Do what you said. Try different things and see what works for him.

Jenni said...

I scored the New Parent Power Book. Never heard of it, but will check it out. As you can probably tell from my recent posts, we're going through a bit of a rough patch with our kids and are trying new discipline methods. The two books that we've had the most success with are: "Easy to Love, Difficult to Discipline" and "Parenting with Love and Logic." I like that both these books focus on helping the children to solve their own problems. It definitely lessens my frustration level!

Best of luck with SeaMonkey. He's got spunk, and he's cute as hell, so I think he'll go far in life. ;)

Wendy said...

OK, now my brain hurts, but I come out a standard Dr. Spock type. My first child was easy. Redirection worked well, she wanted to please me and she was such a happy, easy-going thing. I thought I was the best Mommy in the world. Then came child #2. Nothing, I repeat, NOTHING worked on her. None of the stuff my first responded to, nothing in any of the books, nothing I tried. My Mommy bubble burst big time. Then #3 came along, and it finally was easy again. Things just felt natural. So my recommendation is to continue to experiment. You are doing great! (And all mothers occasionally want to boot their offspring to the mooon!)

mama k said...

Ok, didn't take the quiz, but I am a Sears fan. He promotes gentle discipline, but that does not mean "leanient" like most people seem to think. It is just a different approach than the typical "bad" behavior = punishment.
But with all the experts, I think you take what you can use and leave the rest. All children are different and all parents are as well. For me, my goal is to nurture an independent, considerate, well-mannered individual. As my mom used to say, "I'm raising you to be an adult not a child." I want my son to follow my guidance because we have a relationship of mutual respect. Maybe that's too ideal, but at least I can aim for that, right?

I think respecting your children and their stage of development is a good place to start.
I always thought that child development should be required for new parents when I took it in college. Very interesting stuff.
I'm right there with you as this is just starting to become an issue and we are venturing into unchartered territory!

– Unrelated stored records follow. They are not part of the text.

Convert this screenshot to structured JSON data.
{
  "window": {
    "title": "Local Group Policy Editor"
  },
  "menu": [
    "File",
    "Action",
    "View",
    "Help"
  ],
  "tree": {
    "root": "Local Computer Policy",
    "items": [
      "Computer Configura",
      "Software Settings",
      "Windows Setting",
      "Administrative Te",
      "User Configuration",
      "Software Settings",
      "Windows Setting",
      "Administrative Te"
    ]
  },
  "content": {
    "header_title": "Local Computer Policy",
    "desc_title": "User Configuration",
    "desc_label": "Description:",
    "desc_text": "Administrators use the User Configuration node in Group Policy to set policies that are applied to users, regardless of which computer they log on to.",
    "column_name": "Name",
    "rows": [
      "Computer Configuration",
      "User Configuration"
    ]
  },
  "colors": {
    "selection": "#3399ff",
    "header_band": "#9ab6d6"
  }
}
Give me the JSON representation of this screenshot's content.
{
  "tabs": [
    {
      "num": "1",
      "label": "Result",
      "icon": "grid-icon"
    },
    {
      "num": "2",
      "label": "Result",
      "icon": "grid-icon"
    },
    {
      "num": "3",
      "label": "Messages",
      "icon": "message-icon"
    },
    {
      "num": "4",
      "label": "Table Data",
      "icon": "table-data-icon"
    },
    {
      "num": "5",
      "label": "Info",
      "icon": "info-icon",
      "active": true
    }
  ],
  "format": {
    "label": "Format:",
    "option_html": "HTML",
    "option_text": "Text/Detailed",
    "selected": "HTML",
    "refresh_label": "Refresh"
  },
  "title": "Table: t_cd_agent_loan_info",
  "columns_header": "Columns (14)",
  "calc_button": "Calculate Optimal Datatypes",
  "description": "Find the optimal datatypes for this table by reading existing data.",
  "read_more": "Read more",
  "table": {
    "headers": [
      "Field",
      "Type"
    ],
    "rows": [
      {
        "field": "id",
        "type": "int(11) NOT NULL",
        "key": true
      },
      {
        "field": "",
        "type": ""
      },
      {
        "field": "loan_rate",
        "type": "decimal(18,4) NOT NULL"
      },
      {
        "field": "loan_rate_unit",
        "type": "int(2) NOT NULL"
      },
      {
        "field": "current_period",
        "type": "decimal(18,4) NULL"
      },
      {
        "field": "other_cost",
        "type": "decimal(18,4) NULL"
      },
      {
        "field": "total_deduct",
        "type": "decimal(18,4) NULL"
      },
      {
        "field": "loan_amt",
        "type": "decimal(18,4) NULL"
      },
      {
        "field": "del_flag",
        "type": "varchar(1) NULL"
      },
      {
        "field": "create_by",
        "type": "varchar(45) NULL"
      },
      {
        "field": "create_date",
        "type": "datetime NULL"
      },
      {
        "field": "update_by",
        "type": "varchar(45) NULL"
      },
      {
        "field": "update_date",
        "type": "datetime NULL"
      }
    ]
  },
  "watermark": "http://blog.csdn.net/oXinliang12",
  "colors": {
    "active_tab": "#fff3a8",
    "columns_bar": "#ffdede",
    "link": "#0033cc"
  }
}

My good friend highly recommends Your Child's Self Esteem by Briggs as a general parenting philosophy/discipline book. (She swears it's not all psychobabble, but she is a counselor.) So that is on my to-read list.